ASSIGNMENT: Lines from the records below that contain the word "arrayBuffer" are to be copied out.

──────────

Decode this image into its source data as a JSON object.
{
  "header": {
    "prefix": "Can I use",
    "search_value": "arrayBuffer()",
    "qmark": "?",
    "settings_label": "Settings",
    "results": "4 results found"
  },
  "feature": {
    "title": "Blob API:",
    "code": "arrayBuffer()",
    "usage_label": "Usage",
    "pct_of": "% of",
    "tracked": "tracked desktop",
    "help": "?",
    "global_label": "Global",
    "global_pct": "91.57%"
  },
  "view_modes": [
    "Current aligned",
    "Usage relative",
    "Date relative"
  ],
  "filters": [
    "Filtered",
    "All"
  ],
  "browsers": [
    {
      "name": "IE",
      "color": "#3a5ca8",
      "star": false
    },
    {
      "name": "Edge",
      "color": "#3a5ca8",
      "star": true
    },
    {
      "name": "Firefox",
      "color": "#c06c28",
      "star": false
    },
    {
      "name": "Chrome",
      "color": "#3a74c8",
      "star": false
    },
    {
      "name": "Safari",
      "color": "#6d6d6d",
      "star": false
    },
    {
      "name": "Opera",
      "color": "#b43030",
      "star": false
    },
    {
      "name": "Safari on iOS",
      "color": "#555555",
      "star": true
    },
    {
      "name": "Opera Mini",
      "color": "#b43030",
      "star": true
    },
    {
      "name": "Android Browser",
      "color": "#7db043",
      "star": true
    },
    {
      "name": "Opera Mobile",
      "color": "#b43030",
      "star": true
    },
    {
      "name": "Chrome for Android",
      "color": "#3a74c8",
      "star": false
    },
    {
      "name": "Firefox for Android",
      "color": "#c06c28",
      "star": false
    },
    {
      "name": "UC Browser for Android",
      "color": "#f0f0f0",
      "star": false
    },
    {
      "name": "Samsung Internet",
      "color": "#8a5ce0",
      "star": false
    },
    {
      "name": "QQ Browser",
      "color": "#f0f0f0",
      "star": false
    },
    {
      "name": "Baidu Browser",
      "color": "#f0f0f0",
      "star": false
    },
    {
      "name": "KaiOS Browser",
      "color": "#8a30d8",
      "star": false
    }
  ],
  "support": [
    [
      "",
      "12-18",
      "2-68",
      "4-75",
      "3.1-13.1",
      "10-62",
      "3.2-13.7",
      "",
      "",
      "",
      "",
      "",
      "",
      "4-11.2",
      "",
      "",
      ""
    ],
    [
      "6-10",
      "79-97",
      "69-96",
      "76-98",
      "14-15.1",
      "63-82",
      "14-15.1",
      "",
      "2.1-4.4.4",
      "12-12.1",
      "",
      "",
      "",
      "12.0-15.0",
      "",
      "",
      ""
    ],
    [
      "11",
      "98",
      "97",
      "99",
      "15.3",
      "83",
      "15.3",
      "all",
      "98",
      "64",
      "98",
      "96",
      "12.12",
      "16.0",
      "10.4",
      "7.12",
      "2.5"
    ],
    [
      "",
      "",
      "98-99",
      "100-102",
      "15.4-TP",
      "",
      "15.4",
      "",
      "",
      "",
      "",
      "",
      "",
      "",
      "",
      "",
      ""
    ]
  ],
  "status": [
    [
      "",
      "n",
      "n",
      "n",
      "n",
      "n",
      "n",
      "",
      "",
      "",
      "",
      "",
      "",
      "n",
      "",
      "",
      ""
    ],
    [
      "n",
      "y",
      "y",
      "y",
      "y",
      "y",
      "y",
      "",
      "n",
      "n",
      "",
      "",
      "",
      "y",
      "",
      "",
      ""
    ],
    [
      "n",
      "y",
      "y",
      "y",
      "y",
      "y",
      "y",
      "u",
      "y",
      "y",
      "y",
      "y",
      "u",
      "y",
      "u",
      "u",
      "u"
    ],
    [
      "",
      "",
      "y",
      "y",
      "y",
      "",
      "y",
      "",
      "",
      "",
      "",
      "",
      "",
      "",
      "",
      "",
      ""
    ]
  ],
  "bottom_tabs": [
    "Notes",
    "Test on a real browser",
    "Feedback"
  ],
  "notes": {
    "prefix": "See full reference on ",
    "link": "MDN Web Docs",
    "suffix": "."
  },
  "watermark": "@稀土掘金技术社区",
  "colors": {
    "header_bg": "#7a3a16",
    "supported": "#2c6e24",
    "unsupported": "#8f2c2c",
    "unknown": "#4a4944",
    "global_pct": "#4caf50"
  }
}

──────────

ANSWER BOX:
    "search_value": "arrayBuffer()",
    "code": "arrayBuffer()",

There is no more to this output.